In other words, sufferers are merely one step ahead of the rest of us, with more awareness than others about the gravity of the situation.
All the same, psychologists point out that living with eco-anxiety long term clearly presents a risk to our mental health. They recommend tackling this stress head on, but without denying our legitimate emotions. How? The main tip is to remember that nobody can do the impossible (in this instance, saving the planet all by yourself) and accept that it doesn't all depend on you.

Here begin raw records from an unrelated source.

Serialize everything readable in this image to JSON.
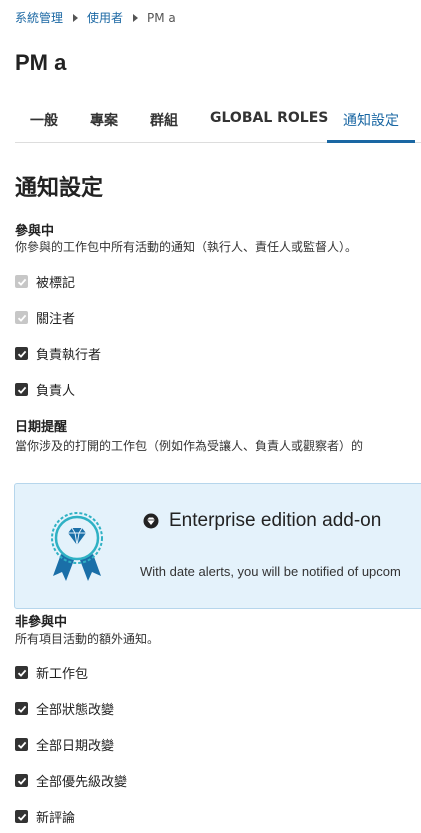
{
  "breadcrumb": {
    "items": [
      "系統管理",
      "使用者"
    ],
    "current": "PM a"
  },
  "page_title": "PM a",
  "tabs": [
    {
      "label": "一般"
    },
    {
      "label": "專案"
    },
    {
      "label": "群組"
    },
    {
      "label": "GLOBAL ROLES"
    },
    {
      "label": "通知設定",
      "active": true
    }
  ],
  "section_title": "通知設定",
  "participating": {
    "title": "參與中",
    "description": "你參與的工作包中所有活動的通知（執行人、責任人或監督人）。",
    "options": [
      {
        "label": "被標記",
        "checked": true,
        "disabled": true
      },
      {
        "label": "關注者",
        "checked": true,
        "disabled": true
      },
      {
        "label": "負責執行者",
        "checked": true,
        "disabled": false
      },
      {
        "label": "負責人",
        "checked": true,
        "disabled": false
      }
    ]
  },
  "date_alerts": {
    "title": "日期提醒",
    "description": "當你涉及的打開的工作包（例如作為受讓人、負責人或觀察者）的",
    "enterprise": {
      "title": "Enterprise edition add-on",
      "text": "With date alerts, you will be notified of upcom"
    }
  },
  "non_participating": {
    "title": "非參與中",
    "description": "所有項目活動的額外通知。",
    "options": [
      {
        "label": "新工作包",
        "checked": true
      },
      {
        "label": "全部狀態改變",
        "checked": true
      },
      {
        "label": "全部日期改變",
        "checked": true
      },
      {
        "label": "全部優先級改變",
        "checked": true
      },
      {
        "label": "新評論",
        "checked": true
      }
    ]
  },
  "colors": {
    "accent": "#1a67a3",
    "enterprise_bg": "#e4f2fb",
    "badge": "#1a6fa8"
  },
  "icons": {
    "breadcrumb_separator": "caret-right-icon",
    "enterprise": "diamond-icon",
    "badge": "ribbon-badge-icon",
    "check": "checkmark-icon"
  }
}
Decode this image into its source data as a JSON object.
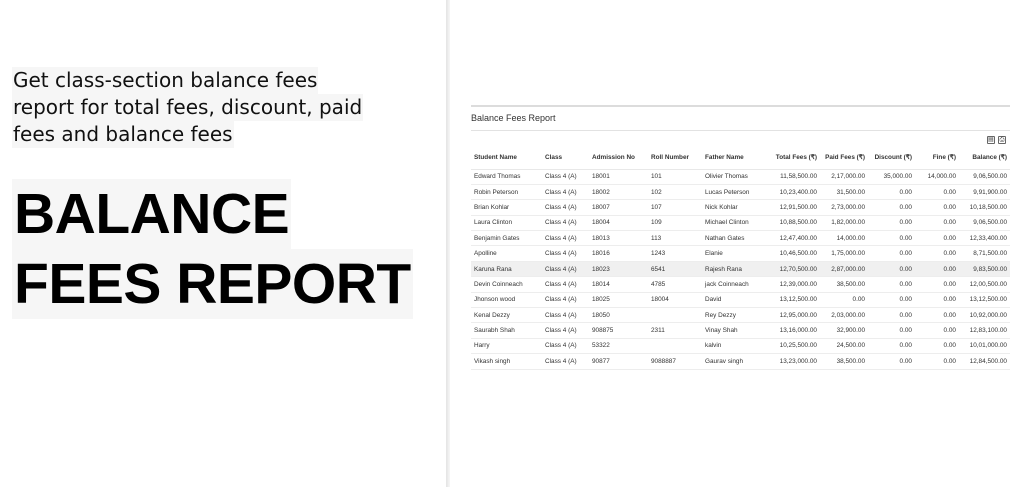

As you'd expect, the phenomenon first emerged as individuals began to be more aware of the scale of the environmental crisis and perceive it as a threat. It could probably be dated to the 1970s or 80s. But it took until the late 90s before it had a name. The term eco-anxiety was invented and became a recognised concept thanks to Belgian-Canadian psychiatrist and public health researcher Véronique Lapaige.
Later on, in the 2000s, another word for a very similar experience was coined: solastalgia. The term was invented by Australian environmental philosopher Glenn Albrecht. It describes the distress felt by an individual when the environment around them – the one that they interact with on a daily basis – is breaking down. Albrecht studied how residents of Hunter Valley, Australia, became depressed as
their region was devastated by a large open-pit mine. "Solastalgia," wrote Albrecht, "is the existential and 'lived experience' of negative environmental change, manifest as an attack on one’s sense of place" (Earth Emotions: New Words for a New World, Glenn Albrecht, 2020).
Although long overlooked by the public discourse, eco-anxiety and solastalgia have seen increasing general interest in recent years. Indeed, they've been recognised as hard facts and serious public health, psychological and sociological issues, with newspaper articles, TV and radio shows, scientific research and medical consultations all dedicated to them.
One last tip: take action. Get involved so that you're not just standing idly by while consumed by your anxieties.
This might mean joining an environmental protection organisation, getting the people you know to take simple actions (buying less stuff, choosing an ethical bank, using their bike more often, going plogging, buying local food, etc.), being active politically, or even going on climate protests.
The idea is to beat the feeling of helplessness (which is very anxiety-provoking) by doing something useful and making yourself feel useful.